In a corollary of the new Golden Rule (“He who has the gold makes the rules”), if the service provider is footing the bill for the device development, deployment and promotion, that provider can also dictate which services will be receivable on the device, and perhaps more important, which services will not be.
The latter proviso may allow the service provider to require the purveyors of certain content or services to “pay to play,” meaning that these third parties will have to work out a deal with the service provider in order to get their wares aboard a particular device or platform.
This could particularly affect broadcasters if they wish to have AM/FM receivers (analog or IBOC digital) included on multifunction devices like satellite radios or wireless phones and PDAs.
The conventional wisdom for broadcasters has long favored the horizontal market, where no cost or promotional burden for deployment of receivers is borne by service providers.
We are now moving to an era in which this notion may become outdated. Competitive services are pushing hard to deploy dedicated, standalone receivers for their services, and/or have their receiver chips embedded in new converged devices, in hopes that such short-term, front-end loading of costs will reap long-term revenue benefits.
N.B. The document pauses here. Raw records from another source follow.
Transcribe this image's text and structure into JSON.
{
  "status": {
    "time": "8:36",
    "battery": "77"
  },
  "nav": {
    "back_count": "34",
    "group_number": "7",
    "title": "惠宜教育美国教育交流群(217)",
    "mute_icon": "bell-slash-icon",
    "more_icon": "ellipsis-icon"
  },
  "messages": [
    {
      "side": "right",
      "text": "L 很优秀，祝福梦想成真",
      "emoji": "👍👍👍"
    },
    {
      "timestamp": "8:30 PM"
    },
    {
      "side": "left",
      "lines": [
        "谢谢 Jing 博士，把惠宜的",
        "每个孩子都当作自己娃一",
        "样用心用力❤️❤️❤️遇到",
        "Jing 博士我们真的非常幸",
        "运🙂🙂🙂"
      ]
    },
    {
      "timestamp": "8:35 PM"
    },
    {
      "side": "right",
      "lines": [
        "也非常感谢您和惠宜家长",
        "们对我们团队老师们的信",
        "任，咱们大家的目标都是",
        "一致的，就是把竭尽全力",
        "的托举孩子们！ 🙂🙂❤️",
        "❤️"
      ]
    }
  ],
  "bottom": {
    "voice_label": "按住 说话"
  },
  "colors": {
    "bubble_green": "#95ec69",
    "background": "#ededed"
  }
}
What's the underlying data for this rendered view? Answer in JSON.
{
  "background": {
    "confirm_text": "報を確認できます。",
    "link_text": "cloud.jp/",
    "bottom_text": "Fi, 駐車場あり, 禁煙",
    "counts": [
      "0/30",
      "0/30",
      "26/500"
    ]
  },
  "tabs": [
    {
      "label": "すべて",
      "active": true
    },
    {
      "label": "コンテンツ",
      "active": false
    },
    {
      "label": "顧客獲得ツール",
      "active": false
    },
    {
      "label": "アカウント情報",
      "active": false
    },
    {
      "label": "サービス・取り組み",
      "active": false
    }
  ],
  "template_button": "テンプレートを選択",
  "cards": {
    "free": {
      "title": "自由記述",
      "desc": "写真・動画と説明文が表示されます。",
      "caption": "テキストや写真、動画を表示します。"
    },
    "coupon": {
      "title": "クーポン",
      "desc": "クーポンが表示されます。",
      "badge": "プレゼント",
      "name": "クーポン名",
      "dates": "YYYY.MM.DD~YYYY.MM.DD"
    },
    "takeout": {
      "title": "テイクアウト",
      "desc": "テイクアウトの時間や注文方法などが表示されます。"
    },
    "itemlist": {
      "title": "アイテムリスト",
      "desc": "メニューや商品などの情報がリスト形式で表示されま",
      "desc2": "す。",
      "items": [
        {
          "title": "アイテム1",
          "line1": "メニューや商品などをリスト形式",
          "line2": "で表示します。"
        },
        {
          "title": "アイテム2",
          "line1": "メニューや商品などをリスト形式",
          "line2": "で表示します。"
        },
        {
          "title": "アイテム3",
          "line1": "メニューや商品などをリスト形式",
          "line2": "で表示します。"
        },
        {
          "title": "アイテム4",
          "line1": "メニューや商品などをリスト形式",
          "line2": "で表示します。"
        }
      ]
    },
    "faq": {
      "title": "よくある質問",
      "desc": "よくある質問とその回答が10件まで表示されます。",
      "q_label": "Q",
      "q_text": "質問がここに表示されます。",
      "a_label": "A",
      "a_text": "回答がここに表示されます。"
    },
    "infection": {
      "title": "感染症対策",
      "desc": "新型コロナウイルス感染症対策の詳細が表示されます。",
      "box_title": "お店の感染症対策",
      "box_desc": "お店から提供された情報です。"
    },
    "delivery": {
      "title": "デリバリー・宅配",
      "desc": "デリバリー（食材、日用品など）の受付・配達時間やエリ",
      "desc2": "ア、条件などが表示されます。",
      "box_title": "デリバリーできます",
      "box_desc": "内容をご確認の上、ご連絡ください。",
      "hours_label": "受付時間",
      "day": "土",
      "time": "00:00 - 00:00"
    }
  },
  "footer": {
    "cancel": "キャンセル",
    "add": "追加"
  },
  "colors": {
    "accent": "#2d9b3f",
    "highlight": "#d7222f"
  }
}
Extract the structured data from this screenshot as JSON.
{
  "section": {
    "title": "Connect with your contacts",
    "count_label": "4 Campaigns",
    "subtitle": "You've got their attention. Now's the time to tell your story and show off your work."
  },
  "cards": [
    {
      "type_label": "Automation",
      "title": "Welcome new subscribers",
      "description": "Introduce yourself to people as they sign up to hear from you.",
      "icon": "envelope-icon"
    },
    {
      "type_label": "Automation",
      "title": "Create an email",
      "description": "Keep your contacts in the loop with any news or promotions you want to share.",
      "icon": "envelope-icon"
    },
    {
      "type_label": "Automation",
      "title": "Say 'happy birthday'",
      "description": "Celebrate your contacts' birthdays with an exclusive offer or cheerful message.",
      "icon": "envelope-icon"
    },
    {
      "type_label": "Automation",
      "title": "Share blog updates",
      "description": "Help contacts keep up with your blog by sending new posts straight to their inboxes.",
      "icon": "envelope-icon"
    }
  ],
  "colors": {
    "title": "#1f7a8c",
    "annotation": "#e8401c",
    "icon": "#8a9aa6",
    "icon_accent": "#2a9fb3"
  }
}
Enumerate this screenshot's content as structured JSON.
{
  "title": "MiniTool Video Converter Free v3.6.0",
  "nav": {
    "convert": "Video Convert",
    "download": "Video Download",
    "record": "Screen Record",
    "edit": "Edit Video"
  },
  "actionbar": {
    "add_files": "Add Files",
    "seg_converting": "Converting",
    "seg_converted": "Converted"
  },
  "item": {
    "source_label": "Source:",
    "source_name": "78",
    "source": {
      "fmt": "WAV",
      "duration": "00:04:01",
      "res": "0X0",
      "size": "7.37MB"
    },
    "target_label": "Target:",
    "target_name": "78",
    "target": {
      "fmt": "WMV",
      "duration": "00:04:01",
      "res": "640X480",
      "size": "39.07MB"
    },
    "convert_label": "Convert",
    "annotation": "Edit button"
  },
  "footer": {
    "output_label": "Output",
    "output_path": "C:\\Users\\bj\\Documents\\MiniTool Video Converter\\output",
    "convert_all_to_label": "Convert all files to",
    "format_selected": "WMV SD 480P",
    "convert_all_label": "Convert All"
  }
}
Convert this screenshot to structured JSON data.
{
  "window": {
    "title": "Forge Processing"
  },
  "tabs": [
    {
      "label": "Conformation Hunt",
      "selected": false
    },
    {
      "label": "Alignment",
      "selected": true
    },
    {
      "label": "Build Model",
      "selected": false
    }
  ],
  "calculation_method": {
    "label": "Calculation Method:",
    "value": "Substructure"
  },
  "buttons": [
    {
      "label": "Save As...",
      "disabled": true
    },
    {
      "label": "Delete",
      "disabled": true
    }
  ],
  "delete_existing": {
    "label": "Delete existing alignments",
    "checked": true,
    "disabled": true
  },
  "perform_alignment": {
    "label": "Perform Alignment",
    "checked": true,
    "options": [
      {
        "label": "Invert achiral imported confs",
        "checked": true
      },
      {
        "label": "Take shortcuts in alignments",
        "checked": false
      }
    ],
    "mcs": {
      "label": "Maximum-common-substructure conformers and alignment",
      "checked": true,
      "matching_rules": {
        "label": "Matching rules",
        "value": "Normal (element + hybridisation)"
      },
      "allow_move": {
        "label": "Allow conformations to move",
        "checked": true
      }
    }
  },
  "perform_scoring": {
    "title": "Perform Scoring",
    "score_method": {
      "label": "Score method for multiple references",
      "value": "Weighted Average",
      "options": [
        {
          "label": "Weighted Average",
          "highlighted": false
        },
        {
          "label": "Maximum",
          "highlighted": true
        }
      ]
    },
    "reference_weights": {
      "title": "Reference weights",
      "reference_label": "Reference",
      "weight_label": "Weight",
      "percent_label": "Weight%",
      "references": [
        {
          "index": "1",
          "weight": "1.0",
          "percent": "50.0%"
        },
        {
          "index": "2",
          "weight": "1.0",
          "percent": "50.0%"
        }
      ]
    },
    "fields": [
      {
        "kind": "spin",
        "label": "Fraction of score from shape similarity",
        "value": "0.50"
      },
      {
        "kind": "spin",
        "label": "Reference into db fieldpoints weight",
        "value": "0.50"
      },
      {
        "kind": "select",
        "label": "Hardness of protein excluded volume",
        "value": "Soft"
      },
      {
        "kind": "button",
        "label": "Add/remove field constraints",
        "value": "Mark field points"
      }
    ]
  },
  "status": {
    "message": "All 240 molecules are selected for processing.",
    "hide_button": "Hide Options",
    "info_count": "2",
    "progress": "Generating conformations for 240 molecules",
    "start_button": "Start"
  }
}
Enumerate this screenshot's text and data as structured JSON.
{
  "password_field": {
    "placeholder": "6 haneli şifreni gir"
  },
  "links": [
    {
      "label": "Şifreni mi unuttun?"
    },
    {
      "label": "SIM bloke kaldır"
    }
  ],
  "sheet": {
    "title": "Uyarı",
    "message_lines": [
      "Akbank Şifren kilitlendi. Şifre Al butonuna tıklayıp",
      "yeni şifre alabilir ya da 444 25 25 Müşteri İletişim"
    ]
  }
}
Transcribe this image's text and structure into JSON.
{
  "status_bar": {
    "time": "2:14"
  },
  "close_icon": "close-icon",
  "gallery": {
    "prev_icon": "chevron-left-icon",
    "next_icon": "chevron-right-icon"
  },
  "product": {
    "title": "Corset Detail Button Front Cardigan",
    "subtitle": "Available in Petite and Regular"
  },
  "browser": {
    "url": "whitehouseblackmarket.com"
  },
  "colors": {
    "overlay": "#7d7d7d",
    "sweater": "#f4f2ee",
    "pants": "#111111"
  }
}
So the new spin on the old premise tells us that in terms of new service-deployment success, you get what you pay for. In other words, if broadcasters continue to rely on zero investment in receiver deployment (i.e., remaining with a pure horizontal strategy), they may end up with a dwindling base of new users.
It’s a new world, and one in which the old rules may no longer apply.